Bradford: City of Dreams is a two-part series exploring contemporary life in the Yorkshire city of Bradford, and how its citizens are attempting to defy the gloomy economic conditions.
Runtime: 60 minutes
Bradford: City of Dreams - History of Bradford City A.F.C. - Netflix
Bradford City Association Football Club—also known informally as Bradford City—are an English football club founded in Bradford in 1903 to introduce the sport to the West Riding of Yorkshire, which until then had been almost entirely inclined towards rugby league. Before they had even played their first game, City were elected to the Football League to replace Doncaster Rovers in Division Two, and took over the Valley Parade stadium, which has been their permanent home ground ever since. The club won the Division Two title in 1908 and the FA Cup in 1911, both under the management of Peter O'Rourke, before they were relegated from Division One in 1921–22. City were relegated again five seasons later, but when O'Rourke was reappointed as manager before the 1928–29 season, they broke several club records to earn promotion back to Division Two. After eight seasons in Division Two, City returned to Division Three, and they remained in the third and fourth tiers of the English football league system until 1985–86. During that time, they endured several periods of financial hardship, and in 1985, their ground suffered a disastrous fire in which 56 people died, on a day the club and their fans were supposed to be celebrating promotion. In 1987–88, the club came close to returning to the top division when they missed out on promotion on the final day of the season. Following relegation back to Division Three, after Geoffrey Richmond became chairman in January 1994 the club's fortunes were lifted. He helped to take them to their first appearance at Wembley and subsequently into the Premier League, where they played for two seasons. Following Richmond's self-proclaimed “six weeks of madness” and the collapse of television channel ITV Digital, the club suffered its first spell in administration. Another period under administration followed, and City dropped through the leagues of professional English football back to the bottom tier of The Football League, until promotion in 2012–13 brought them back up a division. In January 2013, City became the first club from the fourth tier of English football since 1962 to reach the Football League Cup final, and the first fourth-tier club ever to reach a major Wembley Cup Final.
Bradford: City of Dreams - Inter-war years (1919–38) - Netflix
With several retirements during the war, it was a new-look side that took to the field for the 1919–20 season, when league football resumed. The 15th-place finish in the league was City's lowest since their first season in Division One, and a fourth-round FA Cup exit away at Bristol City was blamed on a pre-game trip to Fry's chocolate works. It was a position replicated the following season. After ten campaigns in Division One, City were relegated back to Division Two, when they lost all of their final five games of the 1921–22 season. It would be 77 years until Bradford City again competed in the top division of English football.

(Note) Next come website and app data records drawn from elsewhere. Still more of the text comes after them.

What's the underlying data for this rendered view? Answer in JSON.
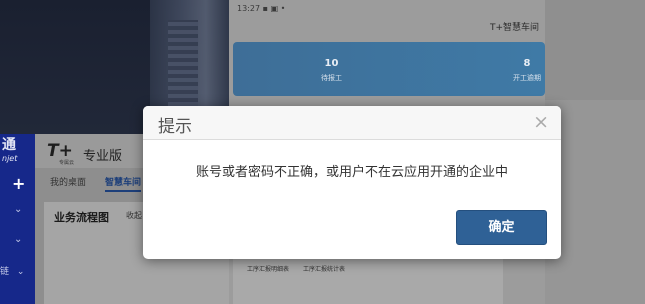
{
  "phone": {
    "status_time": "13:27",
    "status_icons": "▪ ▣ •",
    "title": "T+智慧车间",
    "stats": [
      {
        "value": "10",
        "label": "待报工"
      },
      {
        "value": "8",
        "label": "开工逾期"
      }
    ],
    "bottom_items": [
      "工序汇报明细表",
      "工序汇报统计表"
    ]
  },
  "left_app": {
    "rail_logo_main": "通",
    "rail_logo_sub": "njet",
    "plus": "+",
    "rail_bottom_text": "链",
    "logo": "T+",
    "logo_sub": "专属云",
    "edition": "专业版",
    "tabs": [
      "我的桌面",
      "智慧车间"
    ],
    "content_title": "业务流程图",
    "content_collapse": "收起"
  },
  "modal": {
    "title": "提示",
    "close": "×",
    "message": "账号或者密码不正确，或用户不在云应用开通的企业中",
    "ok_label": "确定"
  }
}
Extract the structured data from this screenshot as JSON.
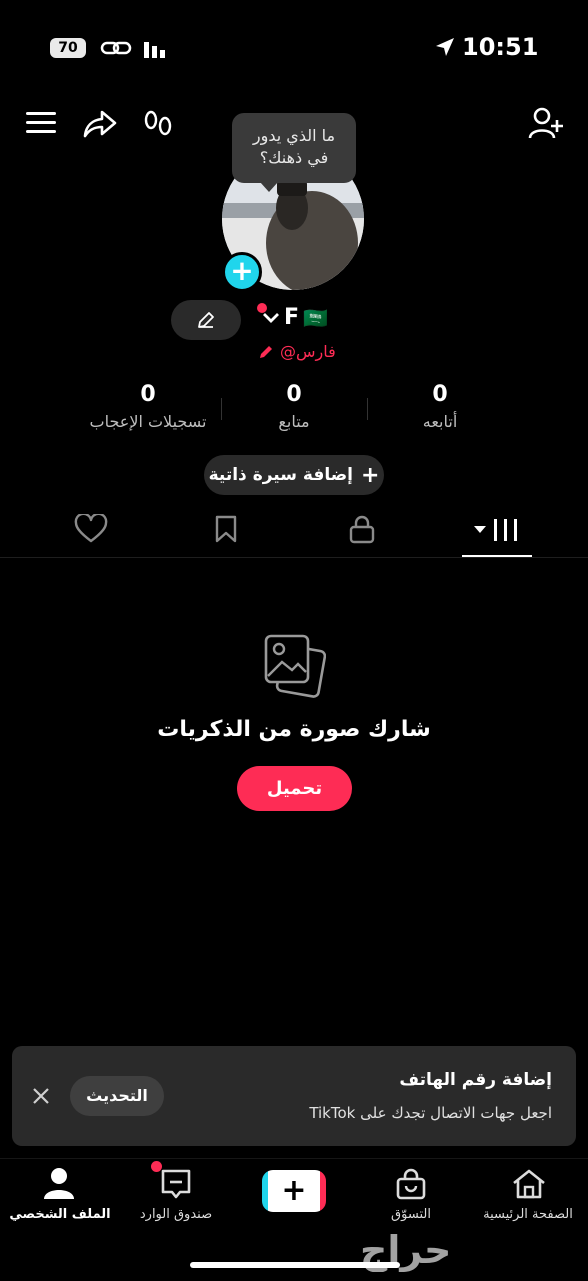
{
  "status_bar": {
    "time": "10:51",
    "battery": "70"
  },
  "header": {
    "tooltip_line1": "ما الذي يدور",
    "tooltip_line2": "في ذهنك؟"
  },
  "profile": {
    "username": "F",
    "flag": "🇸🇦",
    "handle": "@فارس"
  },
  "stats": [
    {
      "value": "0",
      "label": "أتابعه"
    },
    {
      "value": "0",
      "label": "متابع"
    },
    {
      "value": "0",
      "label": "تسجيلات الإعجاب"
    }
  ],
  "bio_button": {
    "label": "إضافة سيرة ذاتية",
    "icon": "+"
  },
  "tabs": [
    {
      "name": "videos",
      "icon": "grid-icon",
      "active": true
    },
    {
      "name": "private",
      "icon": "lock-icon"
    },
    {
      "name": "saved",
      "icon": "bookmark-icon"
    },
    {
      "name": "liked",
      "icon": "heart-icon"
    }
  ],
  "empty_state": {
    "title": "شارك صورة من الذكريات",
    "button": "تحميل"
  },
  "banner": {
    "title": "إضافة رقم الهاتف",
    "subtitle": "اجعل جهات الاتصال تجدك على TikTok",
    "button": "التحديث"
  },
  "nav": {
    "home": "الصفحة الرئيسية",
    "shop": "التسوّق",
    "create": "+",
    "inbox": "صندوق الوارد",
    "profile": "الملف الشخصي"
  },
  "watermark": "حراج",
  "colors": {
    "accent": "#fe2c55",
    "cyan": "#20d5ec"
  }
}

Having lost O'Rourke as manager in 1921, after he had struggled to cope with the death of his son two years earlier, Bradford's results suffered back in Division Two. Both Bradford City and Bradford (Park Avenue) had been relegated in 1922, and with the rise of fellow West Yorkshire side Huddersfield Town, attendances in Bradford dropped. City's average attendance fell from a record high of 22,585 in 1920–21 to between 12,000 and 14,000 in Division Two. Five consecutive bottom half finishes culminated in relegation to Division Three (North) in 1926–27, when they finished bottom of the table following a then record 8–0 defeat to Manchester City on the final day of the season. New manager Colin Veitch missed out on guiding the club to an immediate promotion when they finished sixth, but at the end of the season the players had not been paid and the bank was unable to advance any more money because of the club's overdraft. Had it not been for donations by fans, Bradford City would not have started the following campaign. A new board was appointed, and they reinstated Peter O'Rourke as manager. Success was immediate, when the 1928–29 season started with a record 11–1 victory over Rotherham United, as the side scored a club record 128 goals to earn promotion by just one point. City's successful team had also brought the fans back and the average attendance of 18,551 is the highest average recorded by the club, since 1925, when The Football League started to keep official records. O'Rourke left for a second time in May 1930, after he resigned because he was not allowed to sign a player he wanted. City spent eight seasons back in Division Two but the nearest they came to stepping up to the top flight was in 1933–34 when at one point they topped the division. Their sixth-place finish was the highest position since the club had been in Division One and would not be bettered until the 1980s. Relegation back to Division Three (North) came in 1936–37. City were runners-up in the Division Three North Challenge Cup a year later before they won the same competition in the last year before league football was again suspended because of war.
Bradford: City of Dreams - References - Netflix